### Task directions
Run through the records and show each line that includes the string "reply".

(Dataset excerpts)
((
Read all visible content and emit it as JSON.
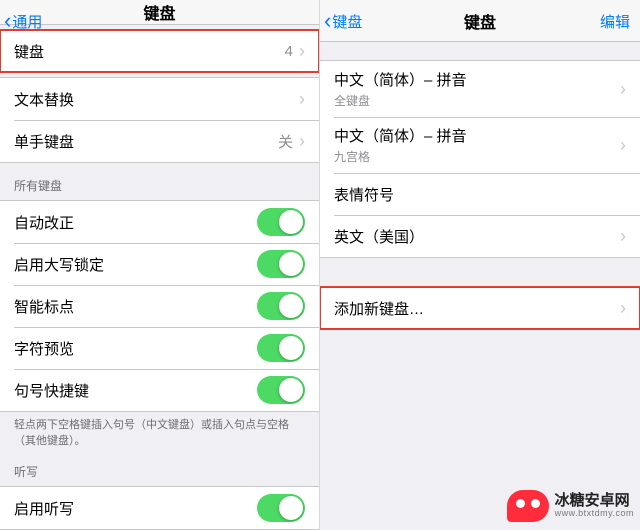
{
  "left": {
    "nav": {
      "back": "通用",
      "title": "键盘"
    },
    "keyboards_row": {
      "label": "键盘",
      "count": "4"
    },
    "rows": {
      "text_replace": "文本替换",
      "one_handed": {
        "label": "单手键盘",
        "value": "关"
      }
    },
    "section_all": "所有键盘",
    "toggles": {
      "auto_correct": "自动改正",
      "caps_lock": "启用大写锁定",
      "smart_punct": "智能标点",
      "char_preview": "字符预览",
      "period_shortcut": "句号快捷键"
    },
    "footer": "轻点两下空格键插入句号（中文键盘）或插入句点与空格（其他键盘）。",
    "section_dictation": "听写",
    "dictation_row": "启用听写"
  },
  "right": {
    "nav": {
      "back": "键盘",
      "title": "键盘",
      "edit": "编辑"
    },
    "keyboards": [
      {
        "label": "中文（简体）– 拼音",
        "sub": "全键盘"
      },
      {
        "label": "中文（简体）– 拼音",
        "sub": "九宫格"
      },
      {
        "label": "表情符号"
      },
      {
        "label": "英文（美国）"
      }
    ],
    "add_new": "添加新键盘…"
  },
  "watermark": {
    "line1": "冰糖安卓网",
    "line2": "www.btxtdmy.com"
  }
}
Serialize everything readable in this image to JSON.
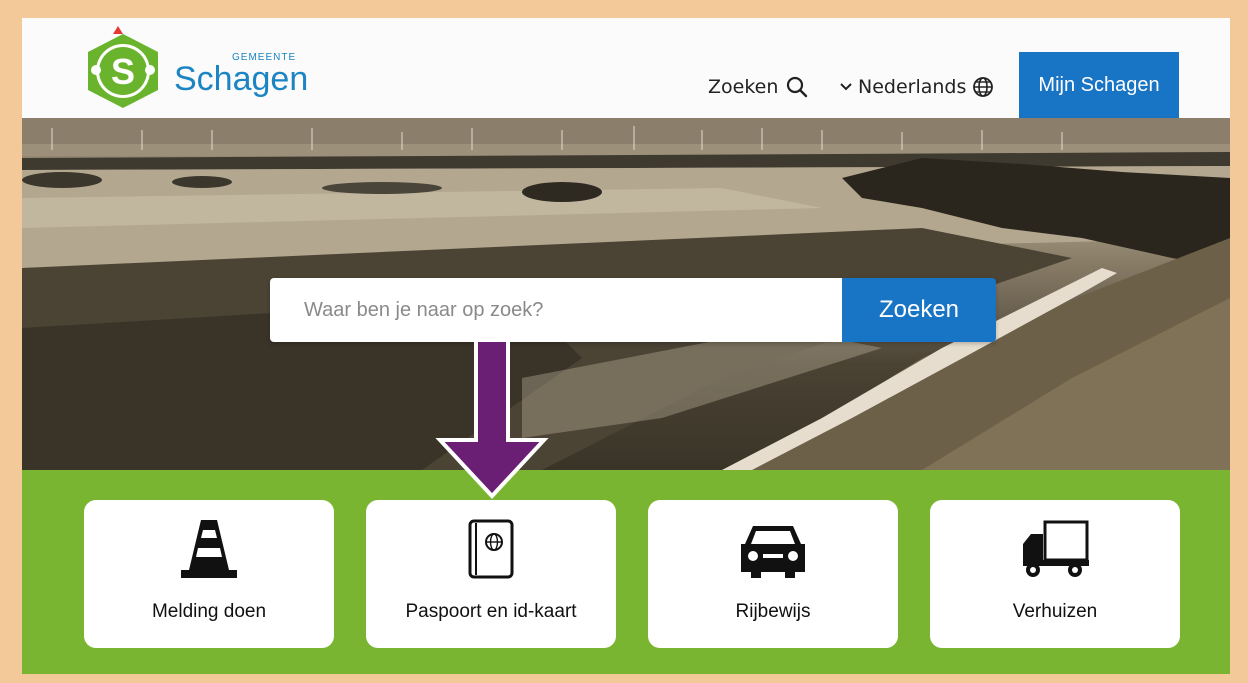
{
  "header": {
    "logo_small": "GEMEENTE",
    "logo_big": "Schagen",
    "logo_letter": "S",
    "search_label": "Zoeken",
    "language_label": "Nederlands",
    "account_button": "Mijn Schagen"
  },
  "hero": {
    "search_placeholder": "Waar ben je naar op zoek?",
    "search_button": "Zoeken"
  },
  "tiles": [
    {
      "label": "Melding doen",
      "icon": "traffic-cone-icon"
    },
    {
      "label": "Paspoort en id-kaart",
      "icon": "passport-icon"
    },
    {
      "label": "Rijbewijs",
      "icon": "car-icon"
    },
    {
      "label": "Verhuizen",
      "icon": "moving-truck-icon"
    }
  ],
  "colors": {
    "brand_blue": "#1874c4",
    "brand_green": "#79b531",
    "arrow_purple": "#6a1e74",
    "frame": "#f3c99a"
  }
}
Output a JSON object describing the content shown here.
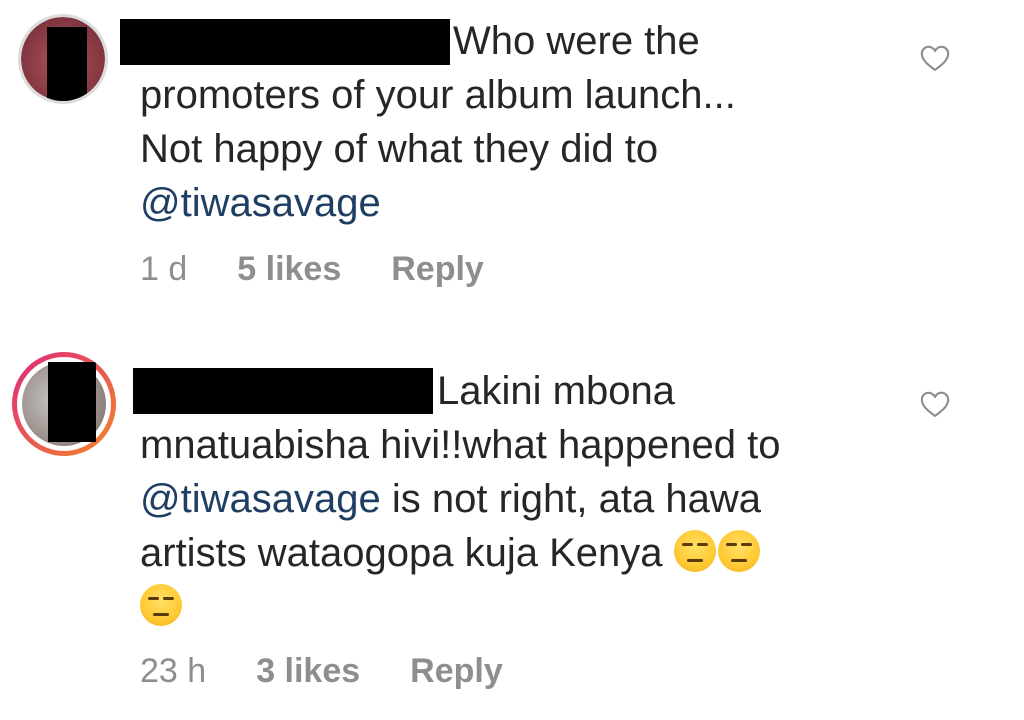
{
  "comments": [
    {
      "text_first": "Who were the",
      "text_rest": "promoters of your album launch...\nNot happy of what they did to",
      "mention": "@tiwasavage",
      "time": "1 d",
      "likes": "5 likes",
      "reply": "Reply",
      "emoji": ""
    },
    {
      "text_first": "Lakini mbona",
      "text_line2": "mnatuabisha hivi!!what happened to",
      "mention": "@tiwasavage",
      "after_mention": " is not right, ata hawa",
      "text_line4": "artists wataogopa kuja Kenya ",
      "emoji": "😒",
      "time": "23 h",
      "likes": "3 likes",
      "reply": "Reply"
    }
  ],
  "colors": {
    "text": "#262626",
    "meta": "#8e8e8e",
    "mention": "#1f3e63",
    "story_ring_start": "#f58529",
    "story_ring_end": "#dd2a7b"
  },
  "icons": {
    "like": "heart-outline-icon"
  }
}
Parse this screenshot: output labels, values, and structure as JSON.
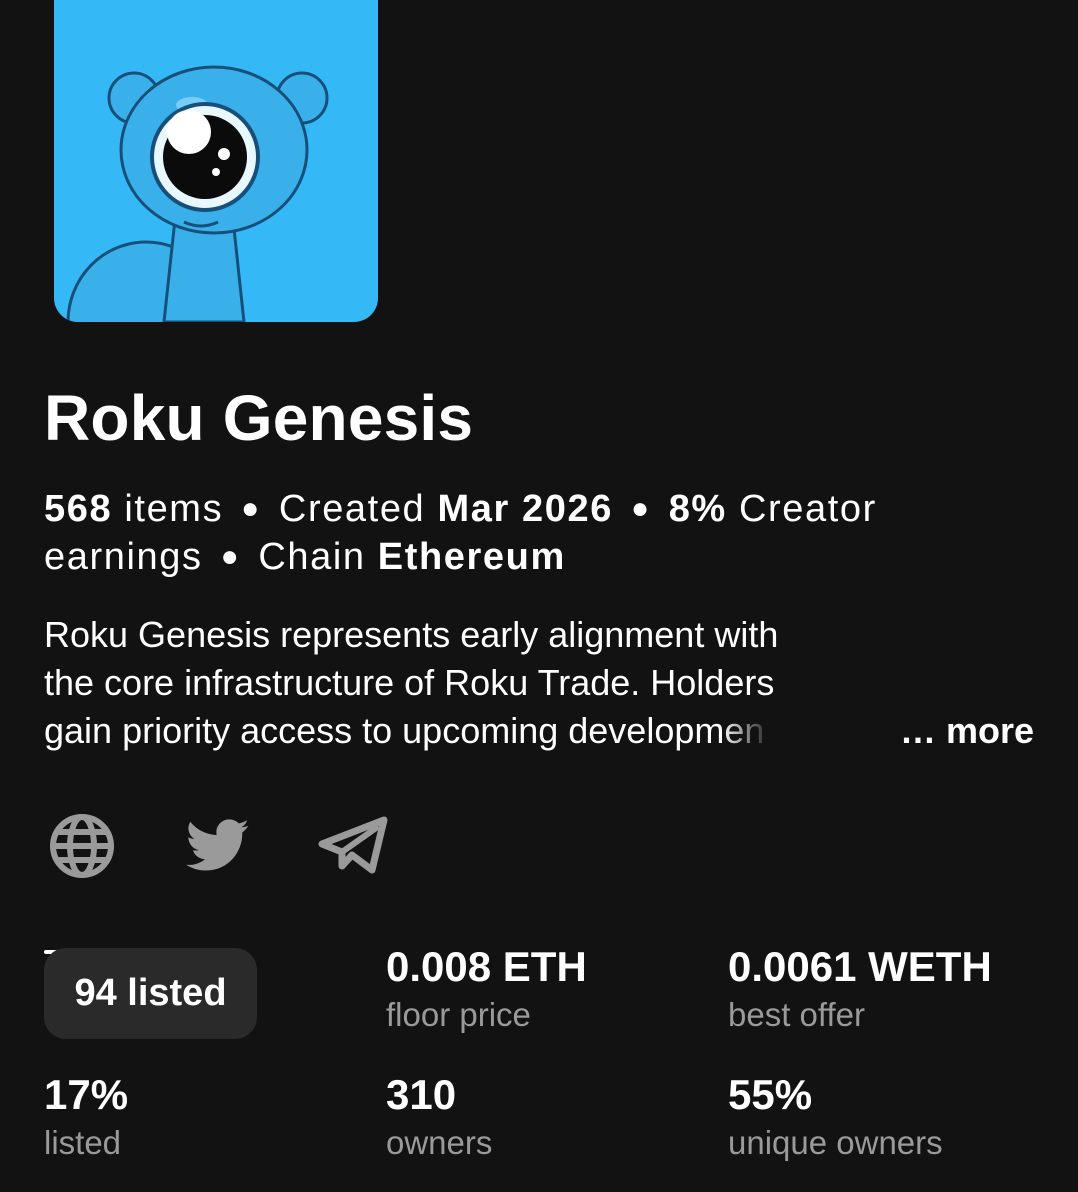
{
  "collection": {
    "name": "Roku Genesis",
    "image_icon": "cyclops-bear-avatar-icon",
    "accent_color": "#35b9f6",
    "meta": {
      "items_count": "568",
      "items_label": "items",
      "created_label": "Created",
      "created_value": "Mar 2026",
      "earnings_value": "8%",
      "earnings_label_line1": "Creator",
      "earnings_label_line2": "earnings",
      "chain_label": "Chain",
      "chain_value": "Ethereum"
    },
    "description": {
      "line1": "Roku Genesis represents early alignment with",
      "line2": "the core infrastructure of Roku Trade. Holders",
      "line3_start": "gain priority access to upcoming develop",
      "line3_faded": "men",
      "more_label": "… more"
    },
    "social_links": [
      {
        "icon": "globe-icon"
      },
      {
        "icon": "twitter-icon"
      },
      {
        "icon": "telegram-icon"
      }
    ]
  },
  "stats": {
    "tooltip": "94 listed",
    "floor_price": {
      "value": "0.008 ETH",
      "label": "floor price"
    },
    "best_offer": {
      "value": "0.0061 WETH",
      "label": "best offer"
    },
    "listed": {
      "value": "17%",
      "label": "listed"
    },
    "owners": {
      "value": "310",
      "label": "owners"
    },
    "unique_owners": {
      "value": "55%",
      "label": "unique owners"
    }
  }
}
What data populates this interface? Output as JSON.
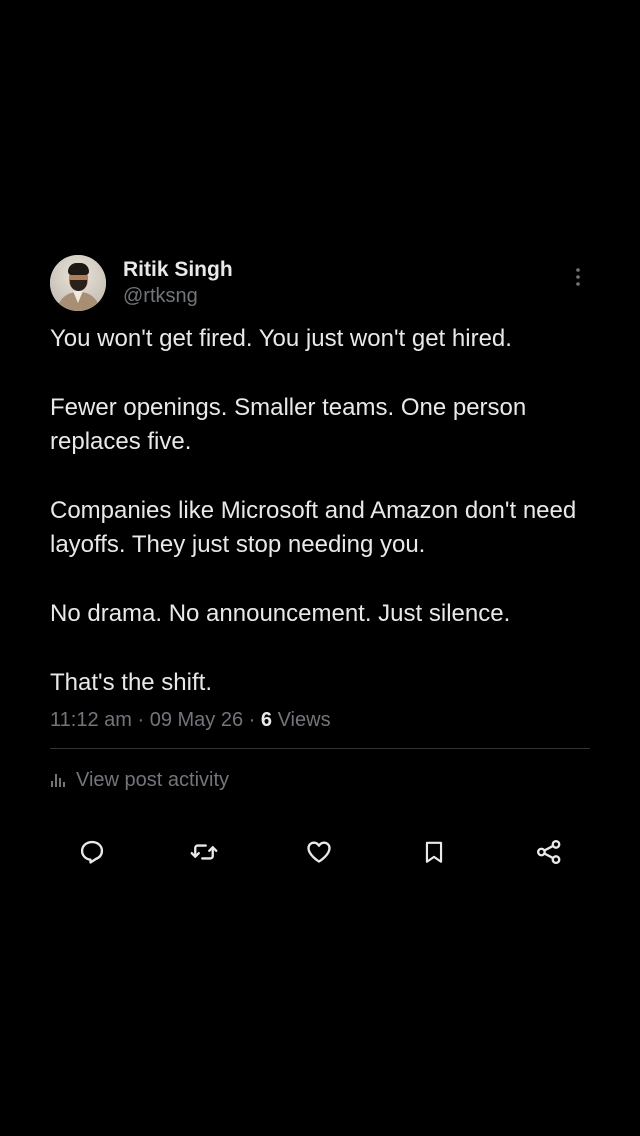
{
  "post": {
    "author": {
      "display_name": "Ritik Singh",
      "handle": "@rtksng",
      "avatar_icon": "avatar-photo"
    },
    "paragraphs": [
      "You won't get fired. You just won't get hired.",
      "Fewer openings. Smaller teams. One person replaces five.",
      "Companies like Microsoft and Amazon don't need layoffs. They just stop needing you.",
      "No drama. No announcement. Just silence.",
      "That's the shift."
    ],
    "time": "11:12 am",
    "date": "09 May 26",
    "separator": "·",
    "views_count": "6",
    "views_label": "Views",
    "activity_label": "View post activity"
  },
  "actions": [
    {
      "name": "reply",
      "icon": "reply-icon"
    },
    {
      "name": "repost",
      "icon": "repost-icon"
    },
    {
      "name": "like",
      "icon": "heart-icon"
    },
    {
      "name": "bookmark",
      "icon": "bookmark-icon"
    },
    {
      "name": "share",
      "icon": "share-icon"
    }
  ],
  "colors": {
    "background": "#000000",
    "primary_text": "#e7e9ea",
    "secondary_text": "#71767b",
    "divider": "#2f3336"
  }
}
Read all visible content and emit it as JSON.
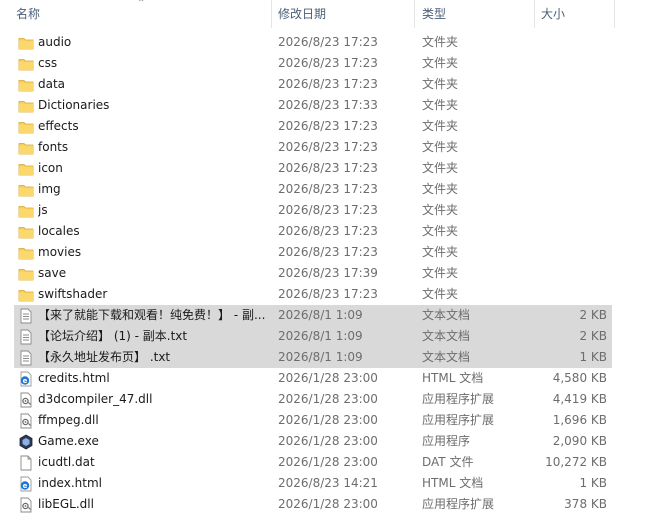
{
  "header": {
    "name": "名称",
    "date": "修改日期",
    "type": "类型",
    "size": "大小"
  },
  "files": [
    {
      "name": "audio",
      "date": "2026/8/23 17:23",
      "type": "文件夹",
      "size": "",
      "icon": "folder"
    },
    {
      "name": "css",
      "date": "2026/8/23 17:23",
      "type": "文件夹",
      "size": "",
      "icon": "folder"
    },
    {
      "name": "data",
      "date": "2026/8/23 17:23",
      "type": "文件夹",
      "size": "",
      "icon": "folder"
    },
    {
      "name": "Dictionaries",
      "date": "2026/8/23 17:33",
      "type": "文件夹",
      "size": "",
      "icon": "folder"
    },
    {
      "name": "effects",
      "date": "2026/8/23 17:23",
      "type": "文件夹",
      "size": "",
      "icon": "folder"
    },
    {
      "name": "fonts",
      "date": "2026/8/23 17:23",
      "type": "文件夹",
      "size": "",
      "icon": "folder"
    },
    {
      "name": "icon",
      "date": "2026/8/23 17:23",
      "type": "文件夹",
      "size": "",
      "icon": "folder"
    },
    {
      "name": "img",
      "date": "2026/8/23 17:23",
      "type": "文件夹",
      "size": "",
      "icon": "folder"
    },
    {
      "name": "js",
      "date": "2026/8/23 17:23",
      "type": "文件夹",
      "size": "",
      "icon": "folder"
    },
    {
      "name": "locales",
      "date": "2026/8/23 17:23",
      "type": "文件夹",
      "size": "",
      "icon": "folder"
    },
    {
      "name": "movies",
      "date": "2026/8/23 17:23",
      "type": "文件夹",
      "size": "",
      "icon": "folder"
    },
    {
      "name": "save",
      "date": "2026/8/23 17:39",
      "type": "文件夹",
      "size": "",
      "icon": "folder"
    },
    {
      "name": "swiftshader",
      "date": "2026/8/23 17:23",
      "type": "文件夹",
      "size": "",
      "icon": "folder"
    },
    {
      "name": "【来了就能下载和观看！纯免费！】 - 副...",
      "date": "2026/8/1 1:09",
      "type": "文本文档",
      "size": "2 KB",
      "icon": "text",
      "selected": true
    },
    {
      "name": "【论坛介绍】 (1) - 副本.txt",
      "date": "2026/8/1 1:09",
      "type": "文本文档",
      "size": "2 KB",
      "icon": "text",
      "selected": true
    },
    {
      "name": "【永久地址发布页】 .txt",
      "date": "2026/8/1 1:09",
      "type": "文本文档",
      "size": "1 KB",
      "icon": "text",
      "selected": true
    },
    {
      "name": "credits.html",
      "date": "2026/1/28 23:00",
      "type": "HTML 文档",
      "size": "4,580 KB",
      "icon": "html"
    },
    {
      "name": "d3dcompiler_47.dll",
      "date": "2026/1/28 23:00",
      "type": "应用程序扩展",
      "size": "4,419 KB",
      "icon": "dll"
    },
    {
      "name": "ffmpeg.dll",
      "date": "2026/1/28 23:00",
      "type": "应用程序扩展",
      "size": "1,696 KB",
      "icon": "dll"
    },
    {
      "name": "Game.exe",
      "date": "2026/1/28 23:00",
      "type": "应用程序",
      "size": "2,090 KB",
      "icon": "exe"
    },
    {
      "name": "icudtl.dat",
      "date": "2026/1/28 23:00",
      "type": "DAT 文件",
      "size": "10,272 KB",
      "icon": "blank"
    },
    {
      "name": "index.html",
      "date": "2026/8/23 14:21",
      "type": "HTML 文档",
      "size": "1 KB",
      "icon": "html"
    },
    {
      "name": "libEGL.dll",
      "date": "2026/1/28 23:00",
      "type": "应用程序扩展",
      "size": "378 KB",
      "icon": "dll"
    }
  ]
}
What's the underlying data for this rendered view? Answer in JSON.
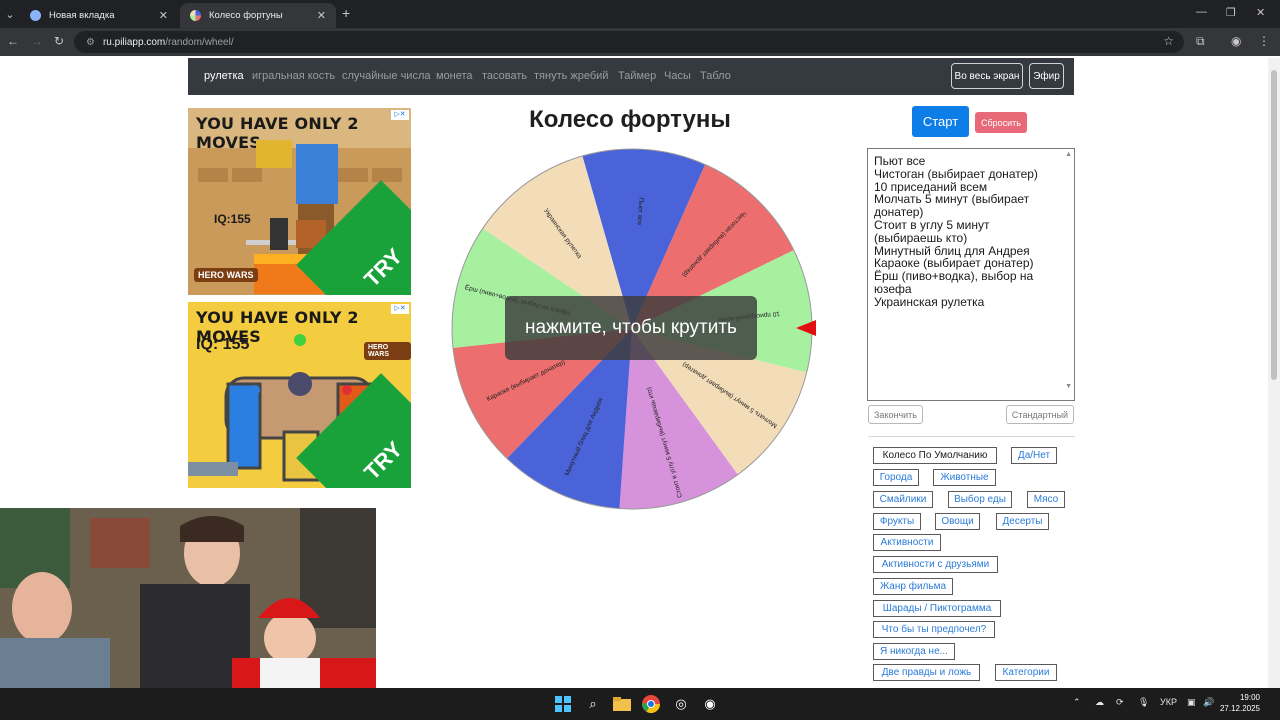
{
  "browser": {
    "tabs": [
      {
        "title": "Новая вкладка",
        "active": false
      },
      {
        "title": "Колесо фортуны",
        "active": true
      }
    ],
    "url_site": "ru.piliapp.com",
    "url_path": "/random/wheel/",
    "icons": [
      "tab-search-icon",
      "close-icon",
      "new-tab-icon",
      "minimize-icon",
      "maximize-icon",
      "window-close-icon",
      "back-icon",
      "forward-icon",
      "reload-icon",
      "site-info-icon",
      "star-icon",
      "extensions-icon",
      "profile-icon",
      "menu-icon"
    ]
  },
  "site_nav": {
    "items": [
      "рулетка",
      "игральная кость",
      "случайные числа",
      "монета",
      "тасовать",
      "тянуть жребий",
      "Таймер",
      "Часы",
      "Табло"
    ],
    "active_index": 0,
    "fullscreen_label": "Во весь экран",
    "broadcast_label": "Эфир"
  },
  "ads": [
    {
      "title": "YOU HAVE ONLY 2 MOVES",
      "iq": "IQ:155",
      "logo": "HERO WARS",
      "cta": "TRY"
    },
    {
      "title": "YOU HAVE ONLY 2 MOVES",
      "iq": "IQ: 155",
      "logo": "HERO WARS",
      "cta": "TRY"
    }
  ],
  "wheel": {
    "title": "Колесо фортуны",
    "overlay_text": "нажмите, чтобы крутить",
    "pointer_color": "#e01010",
    "segments": [
      {
        "label": "Пьют все",
        "color": "#4a63d8"
      },
      {
        "label": "Чистоган (выбирает донатер)",
        "color": "#ec6e6e"
      },
      {
        "label": "10 приседаний всем",
        "color": "#a6f0a0"
      },
      {
        "label": "Молчать 5 минут (выбирает донатер)",
        "color": "#f3dcb8"
      },
      {
        "label": "Стоит в углу 5 минут (выбираешь кто)",
        "color": "#d792dc"
      },
      {
        "label": "Минутный блиц для Андрея",
        "color": "#4a63d8"
      },
      {
        "label": "Караоке (выбирает донатер)",
        "color": "#ec6e6e"
      },
      {
        "label": "Ёрш (пиво+водка), выбор на юзефа",
        "color": "#a6f0a0"
      },
      {
        "label": "Украинская рулетка",
        "color": "#f3dcb8"
      }
    ]
  },
  "panel": {
    "start_label": "Старт",
    "reset_label": "Сбросить",
    "entries": [
      "Пьют все",
      "Чистоган (выбирает донатер)",
      "10 приседаний всем",
      "Молчать 5 минут (выбирает",
      "донатер)",
      "Стоит в углу 5 минут",
      "(выбираешь кто)",
      "Минутный блиц для Андрея",
      "Караоке (выбирает донатер)",
      "Ёрш (пиво+водка), выбор на",
      "юзефа",
      "Украинская рулетка"
    ],
    "finish_label": "Закончить",
    "standard_label": "Стандартный",
    "presets": [
      "Колесо По Умолчанию",
      "Да/Нет",
      "Города",
      "Животные",
      "Смайлики",
      "Выбор еды",
      "Мясо",
      "Фрукты",
      "Овощи",
      "Десерты",
      "Активности",
      "Активности с друзьями",
      "Жанр фильма",
      "Шарады / Пиктограмма",
      "Что бы ты предпочел?",
      "Я никогда не...",
      "Две правды и ложь",
      "Категории"
    ]
  },
  "taskbar": {
    "lang": "УКР",
    "time": "19:00",
    "date": "27.12.2025"
  }
}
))
### Result below
      "reply": "Reply",
      "reply": "Reply"
      "name": "reply",
      "icon": "reply-icon"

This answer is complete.